Sita and the Community Disaster Management Committees use ActionAid funding to prepare for floods, she said, “ActionAid has supported places that are affected by flooding by building small bridges and pipelines – especially along the roads which have previously been submerged, making it difficult to travel. The charity also supported us by providing life jackets.”
Biruni, 45, is weighing her crop of potatoes using a scale. She is a freed bonded laborer and chair of Kamaiya Mahila Jagaran Samaj (KMJS), an organization working to resettle and support people who were previously bonded laborers, forced to work in order to repay a debt. Today, Biruni and other KMJS women are helping their communities to prepare for flooding. She said, “The yearly flood water used to wash mud over our houses. Our house was damaged every year. Our farm crops would also be damaged. Our rice crops would be lost. The floods would come as soon as we planted seeds. As floods often come twice or three times in a row, we never have enough food.”
Biruni is pictured farming her maize crop. She said, “We know we cannot stop any kind of disaster from coming, but we can lessen its impact...We have a siren that we sound to warn people about flooding. If we ring the siren once, it tells everyone a flood is coming. If we ring the siren a second time, it tells people that they must prepare for the flood, store their belongings somewhere safe and move to a safe place. If we ring it a third time, it tells people we must run as the flood has arrived.”
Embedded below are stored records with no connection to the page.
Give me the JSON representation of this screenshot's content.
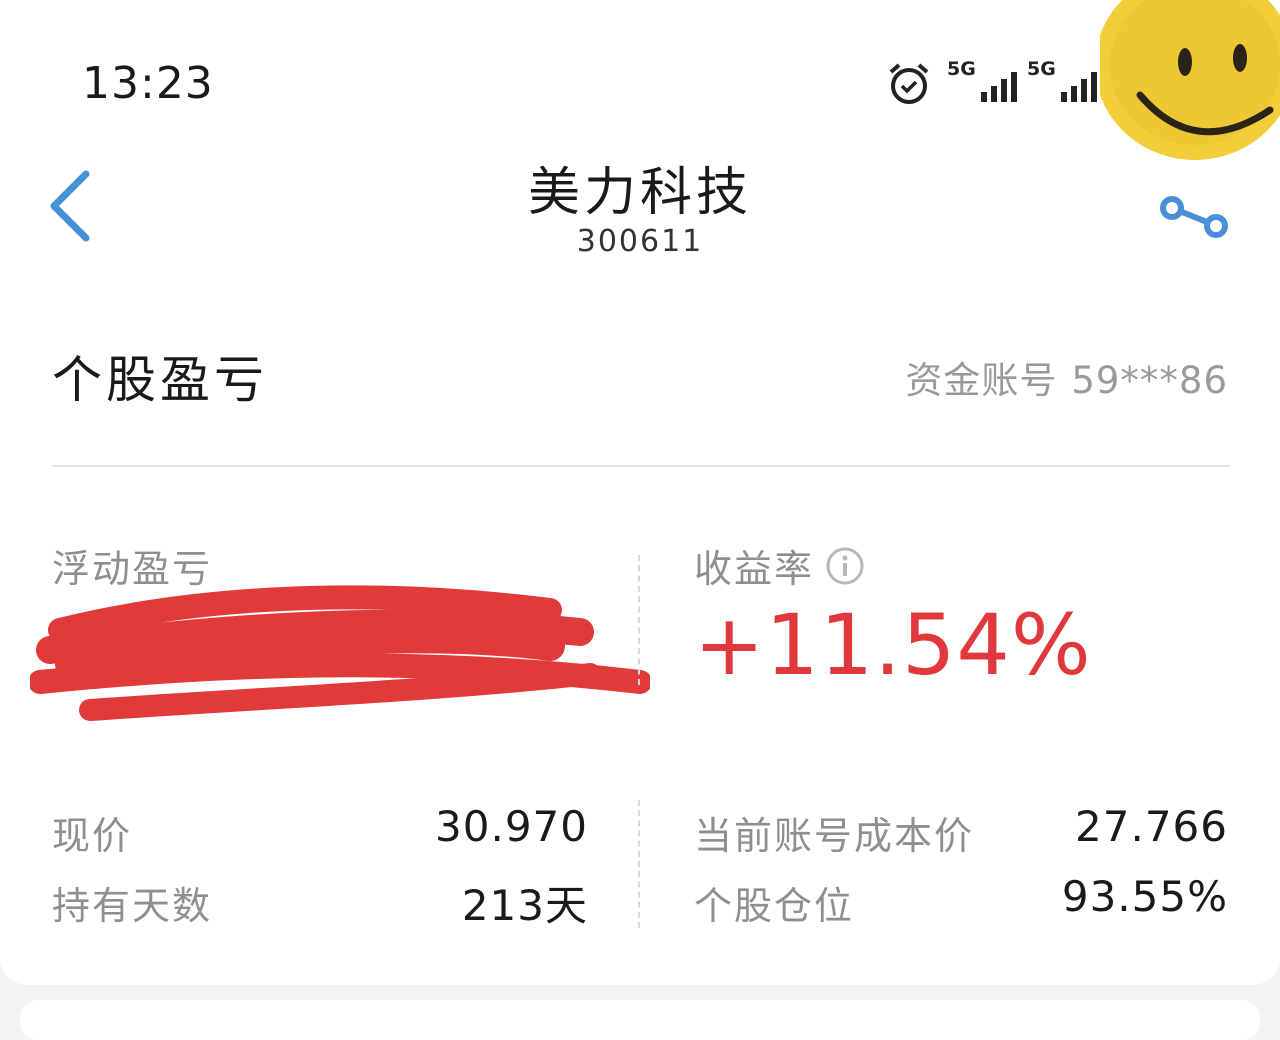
{
  "status_bar": {
    "time": "13:23",
    "network_1": "5G",
    "network_2": "5G",
    "icons": [
      "alarm-icon",
      "signal-5g-icon",
      "signal-5g-icon"
    ]
  },
  "header": {
    "title": "美力科技",
    "code": "300611",
    "back_icon": "chevron-left-icon",
    "share_icon": "share-icon"
  },
  "section": {
    "title": "个股盈亏",
    "account_label": "资金账号",
    "account_number": "59***86"
  },
  "metrics": {
    "floating_pl_label": "浮动盈亏",
    "return_label": "收益率",
    "return_value": "+11.54%",
    "current_price_label": "现价",
    "current_price": "30.970",
    "holding_days_label": "持有天数",
    "holding_days": "213天",
    "cost_price_label": "当前账号成本价",
    "cost_price": "27.766",
    "position_label": "个股仓位",
    "position_value": "93.55%"
  },
  "colors": {
    "accent_blue": "#4a90d9",
    "up_red": "#e0383d",
    "muted_gray": "#8f8f8f"
  }
}
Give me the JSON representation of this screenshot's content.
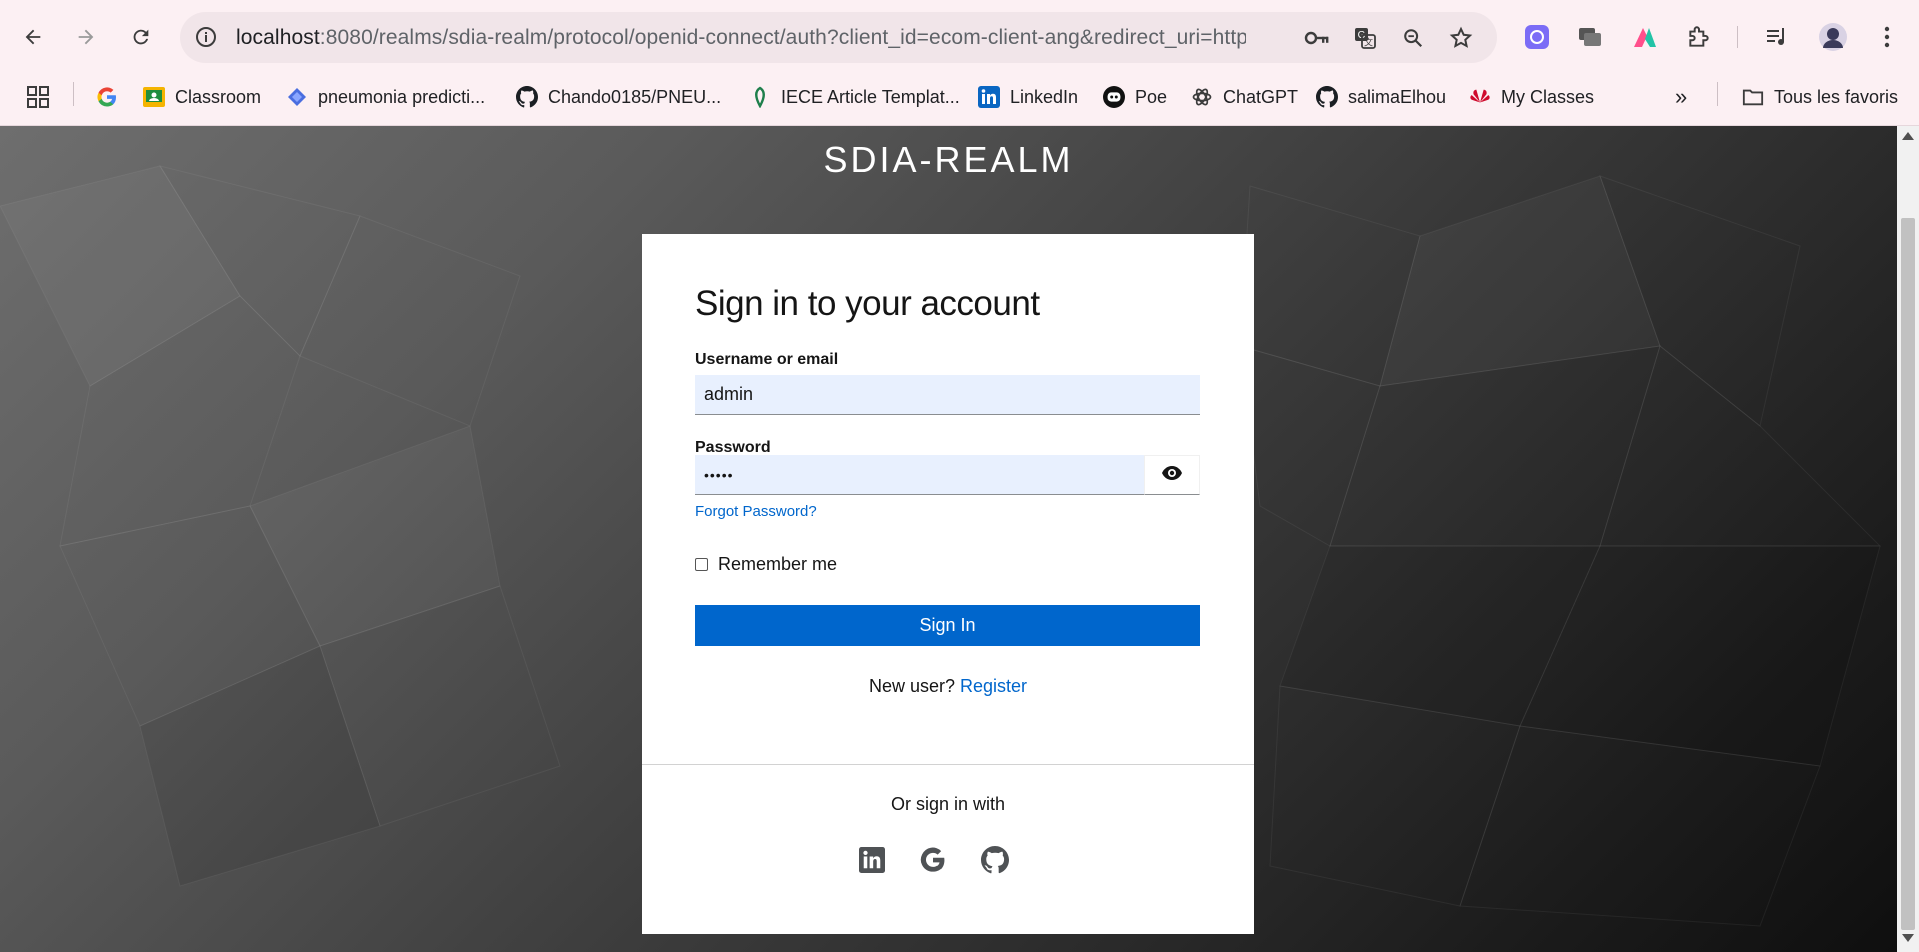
{
  "browser": {
    "url_host": "localhost",
    "url_rest": ":8080/realms/sdia-realm/protocol/openid-connect/auth?client_id=ecom-client-ang&redirect_uri=http...",
    "bookmarks": [
      {
        "label": "Classroom",
        "icon": "classroom-icon"
      },
      {
        "label": "pneumonia predicti...",
        "icon": "pneumonia-icon"
      },
      {
        "label": "Chando0185/PNEU...",
        "icon": "github-icon"
      },
      {
        "label": "IECE Article Templat...",
        "icon": "iece-icon"
      },
      {
        "label": "LinkedIn",
        "icon": "linkedin-icon"
      },
      {
        "label": "Poe",
        "icon": "poe-icon"
      },
      {
        "label": "ChatGPT",
        "icon": "chatgpt-icon"
      },
      {
        "label": "salimaElhou",
        "icon": "github-icon"
      },
      {
        "label": "My Classes",
        "icon": "huawei-icon"
      }
    ],
    "all_bookmarks_label": "Tous les favoris",
    "overflow_label": "»"
  },
  "page": {
    "realm_title": "SDIA-REALM",
    "heading": "Sign in to your account",
    "username_label": "Username or email",
    "username_value": "admin",
    "password_label": "Password",
    "password_value": "•••••",
    "forgot_password": "Forgot Password?",
    "remember_me": "Remember me",
    "signin_button": "Sign In",
    "new_user_text": "New user?",
    "register_link": "Register",
    "or_sign_in_with": "Or sign in with",
    "social_providers": [
      "linkedin",
      "google",
      "github"
    ]
  },
  "colors": {
    "primary": "#0066cc",
    "input_bg": "#e8f0fe",
    "chrome_bg": "#fcf0f3"
  }
}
She believes women have a key role to play in disaster response, “When women are menstruating, another woman can understand her needs better. Women can understand the needs of pregnant women and new mothers and talk to them more openly. It is easier for women to raise their issues in front of other women than with men."
Prasadi, 36, is meeting with other members of the Shree Sanskriti Women Farmers’ Cooperative. She and her family have witnessed many floods through the years and have experienced many life-threatening situations. “When we used to run from the water, the force of it would push us. We could not even help ourselves; some of us would climb into boats to get to safe places. There would be so many people, and the boats could not take everyone to a safer place. We ran to save ourselves even though the water swept us away.”
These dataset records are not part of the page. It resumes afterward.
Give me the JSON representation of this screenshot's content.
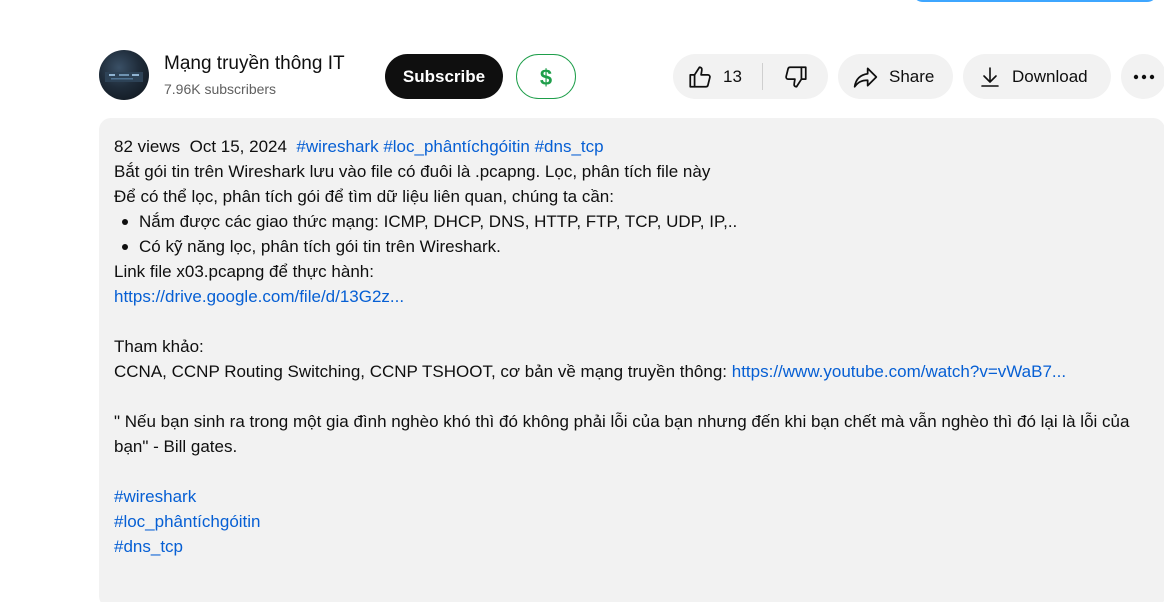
{
  "channel": {
    "name": "Mạng truyền thông IT",
    "subscribers": "7.96K subscribers",
    "subscribe_label": "Subscribe",
    "thanks_symbol": "$"
  },
  "actions": {
    "like_count": "13",
    "share_label": "Share",
    "download_label": "Download"
  },
  "description": {
    "views": "82 views",
    "date": "Oct 15, 2024",
    "tags_inline": [
      "#wireshark",
      "#loc_phântíchgóitin",
      "#dns_tcp"
    ],
    "line1": "Bắt gói tin trên Wireshark lưu vào file có đuôi là .pcapng. Lọc, phân tích file này",
    "line2": "Để có thể lọc, phân tích gói để tìm dữ liệu liên quan, chúng ta cần:",
    "bullets": [
      "Nắm được các giao thức mạng: ICMP,  DHCP, DNS, HTTP, FTP, TCP, UDP, IP,..",
      "Có kỹ năng lọc, phân tích gói tin trên Wireshark."
    ],
    "link_label": "Link file x03.pcapng để thực hành:",
    "drive_link": "https://drive.google.com/file/d/13G2z...",
    "ref_heading": "Tham khảo:",
    "ref_text": "CCNA, CCNP Routing Switching, CCNP TSHOOT, cơ bản về mạng truyền thông: ",
    "ref_link": "https://www.youtube.com/watch?v=vWaB7...",
    "quote": "\" Nếu bạn sinh ra trong một gia đình nghèo khó thì đó không phải lỗi của bạn nhưng đến khi bạn chết mà vẫn nghèo thì đó lại là lỗi của bạn\" - Bill gates.",
    "tags": [
      "#wireshark",
      "#loc_phântíchgóitin",
      "#dns_tcp"
    ]
  },
  "colors": {
    "link": "#065fd4",
    "pill_bg": "#f2f2f2",
    "subscribe_bg": "#0f0f0f",
    "thanks_green": "#1e9e4a"
  },
  "icons": [
    "like-icon",
    "dislike-icon",
    "share-icon",
    "download-icon",
    "more-icon",
    "dollar-icon"
  ]
}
She and her peers in the Cooperative have formed savings groups, where each member deposits into a savings pot, which is used to loan to women who need additional support when disaster strikes.
Members of the Shree Sanskriti Women Farmers' Cooperative have learned to apply new techniques to farming to lessen the impact the frequent floods have on their crops. Prasadi said, "We were taught to lift our barriers a little higher and to do tunnel farming. And if we are sowing seeds close to the flooding season, we need to plant them a little higher and bury them properly.”
Today, Prasadi believes her engagement with women in her community has made her stronger. The solidarity of women, she says, has helped her to speak her mind in the past few years. She said, “The training we have received has made farming easier and given us food security. Farming vegetables is now fruitful. We get good returns. We can earn enough on a day-to-day basis. We make a reasonable profit. There is good money flow.”
ActionAid’s Arise Fund is the first ever global fund directly supporting women-led emergency response and preparedness work, like the work of Antila, Pramila, Sita, Biruni and Prasadi in Nepal. Find out more: Support ActionAid’s Arise Fund | ActionAid UK